2014 was a busy year in the world of food—the historic drought in California, the unprecedented Ebola outbreak, and fast food worker strikes. Here are 8 of the best magazine articles about food from last year.
“Are Your Chicken Nuggets Ruining Your Antibiotic Ointment?” by Tom Philpott, in Mother Jones
In 2012, the U.S. Food and Drug Administration (FDA) reported that “61 percent of the antibiotics sold to the meat industry are ‘medically important’—meaning that they're commonly used in human medicine, and thus in danger of losing their effectiveness through resistance.” Tom Philpott shines a light on the frightening topic on the use of non-therapeutic antibiotics in industrial animal agriculture and the problem of antibiotic-resistant bacteria.
"Dignity: Fast-food workers and a new form of labor activism" by William Finnegan, in The New Yorker
Is the fast food worker serving you your Happy Meal making a fair wage? What kind of labor rights do they have? William Finnegan weaves readers through a maze of fast food labor history, mixed with the story of unionized fast food workers and a portrait of a mother and McDonald’s employee. Finnegan cites a recent study by the University of California-Berkeley and the University of Illinois at Urbana-Champaign that finds that 52 percent of fast-food workers are on some form of public assistance—an ironic tragedy for the people making and serving the nation’s food.
“The Dry Land” by Matt Black and Dana Goodyear, in The New Yorker
California suffered its third year of historic drought. Dana Goodyear writes, “without water, nearly half a million acres of crops have been fallowed,” as she introduces Black’s photo essay depicting the 2014 drought which echo images of the 1930’s Dust Bowl. Readers can hover over the images to read fact-dense captions about the drought and its impact on the Californian economy.
"How Ebola Caused a Hunger Crisis In Liberia" by Alex Park, in Mother Jones
As the world watched the Ebola outbreak unfold across West Africa this year, few people realized the vast impact the outbreak would have on other aspects of the economy. Alex Park outlines that in Liberia, “90 percent of respondents said they were eating less at every meal since the beginning of the outbreak, and 85 percent were eating fewer meals every day.” With almost 8,000 cases and 3,414 deaths from Ebola in Liberia as of December 30, 2014, there is no doubt that the outbreak will continue to cause hunger and economic decline across the country.
"How Insects Could Feed the World" by Emily Anthes, in The Guardian
Entomophagy is the practice of humans eating insects, including arachnids and myriapods (centipedes). Emily Anthes takes readers on a taste test of locusts, beetles, mealworms, and other insects as she seriously considers the idea of eating insects and insect-derived protein as a solution to the question of how to feed nine billion people in 2050. With a list of over 1,900 edible insects, the thought of using insects to feed the world seems less far-fetched every year. Readers can almost feel the crunch of “chirps,” a high-protein cricket-flour chip, as Anthes munches insects from around the world.

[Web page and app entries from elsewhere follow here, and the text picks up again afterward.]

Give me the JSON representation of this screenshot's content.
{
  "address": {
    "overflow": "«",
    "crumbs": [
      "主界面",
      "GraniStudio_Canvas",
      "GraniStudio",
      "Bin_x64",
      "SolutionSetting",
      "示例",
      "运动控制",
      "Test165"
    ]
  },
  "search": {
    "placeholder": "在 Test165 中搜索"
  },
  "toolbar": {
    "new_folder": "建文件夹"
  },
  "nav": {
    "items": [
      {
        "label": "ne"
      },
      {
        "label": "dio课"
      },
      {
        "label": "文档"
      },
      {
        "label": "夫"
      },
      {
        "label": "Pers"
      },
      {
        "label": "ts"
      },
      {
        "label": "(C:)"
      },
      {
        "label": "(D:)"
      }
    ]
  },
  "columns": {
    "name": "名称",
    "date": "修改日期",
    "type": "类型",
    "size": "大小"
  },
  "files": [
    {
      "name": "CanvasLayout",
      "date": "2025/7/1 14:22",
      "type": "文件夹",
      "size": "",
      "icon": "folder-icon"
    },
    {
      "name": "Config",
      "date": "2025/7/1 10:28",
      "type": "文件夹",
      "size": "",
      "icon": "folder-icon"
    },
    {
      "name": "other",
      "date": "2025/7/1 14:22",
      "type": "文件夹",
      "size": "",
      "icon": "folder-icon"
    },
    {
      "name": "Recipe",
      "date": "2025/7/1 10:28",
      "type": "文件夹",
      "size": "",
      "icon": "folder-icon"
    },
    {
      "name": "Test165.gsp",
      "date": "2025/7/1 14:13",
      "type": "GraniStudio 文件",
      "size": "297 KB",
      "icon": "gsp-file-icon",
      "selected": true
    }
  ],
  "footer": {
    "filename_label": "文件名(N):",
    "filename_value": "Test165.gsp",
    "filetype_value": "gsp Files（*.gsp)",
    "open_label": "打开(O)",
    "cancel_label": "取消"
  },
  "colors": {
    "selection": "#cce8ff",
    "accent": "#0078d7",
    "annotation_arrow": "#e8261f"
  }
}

"Kids Who Eat More Fast Food Get Worse Grades" by Belinda Luscombe, in Time Magazine
Luscombe highlights a study published in Clinical Pediatrics, which found a 20 percent difference in test scores between 11,740 school children who reported not eating fast food and those who reported eating a lot. The fact that fast food isn’t very healthy isn’t a new idea, but this article shines a light on new evidence that fast food consumption is related to lower academic achievement in students tested in math, science, reading, and literacy in fifth and eighth grade.
National Geographic Future of Food Series in National Geographic
“It doesn’t have to be industrial farms versus small, organic ones. There’s another way,” opens Jonathan Foley’s National Geographic article kicking off an eight-month series of “The Future of Food.” With food related photos displayed on the iconic yellow cover on newsstands worldwide, National Geographic’s magazine and website content explored the question of how to feed nine billion people by 2050.
“The Quinoa Quarrel; Who owns the world's greatest superfood?” and the related photo essay “Native Lands” by Lisa M. Hamilton, in Harpers Magazine
Quinoa, a complete protein and deemed a super-food by many, has been heralded as a plant to feed the world. That is, if plant breeders can coax it into growing well outside of its traditional 12,000’ elevation homeland of the Andean plateau, also known as the Altiplano. Lisa Hamilton roams the Andes capturing their stark beauty in words and photos while outlining the argument unfolding between Andean nations holding rights to their quinoa plants and the international community of plant breeders eager to grow quinoa on low-land prairies. Spanning the topics of food sovereignty, agricultural policy, and indigenous legend, the article takes readers on a journey to a volcanic rim, learning 3,000 years of quinoa history and its destiny.